# WHAT TO WORK ON
Go through the records below and write each one out again unchanged.

** Opening EXTRACTED ENTRIES block **

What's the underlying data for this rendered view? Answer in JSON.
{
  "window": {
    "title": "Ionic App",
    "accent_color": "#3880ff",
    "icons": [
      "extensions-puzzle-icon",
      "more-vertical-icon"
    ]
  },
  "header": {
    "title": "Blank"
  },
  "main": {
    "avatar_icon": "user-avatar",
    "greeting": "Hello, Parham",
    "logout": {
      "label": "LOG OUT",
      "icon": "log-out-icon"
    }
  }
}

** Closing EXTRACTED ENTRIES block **

# ANSWER TO THIS EXERCISE
What's the underlying data for this rendered view? Answer in JSON.
{
  "window": {
    "title": "Ionic App",
    "accent_color": "#3880ff",
    "icons": [
      "extensions-puzzle-icon",
      "more-vertical-icon"
    ]
  },
  "header": {
    "title": "Blank"
  },
  "main": {
    "avatar_icon": "user-avatar",
    "greeting": "Hello, Parham",
    "logout": {
      "label": "LOG OUT",
      "icon": "log-out-icon"
    }
  }
}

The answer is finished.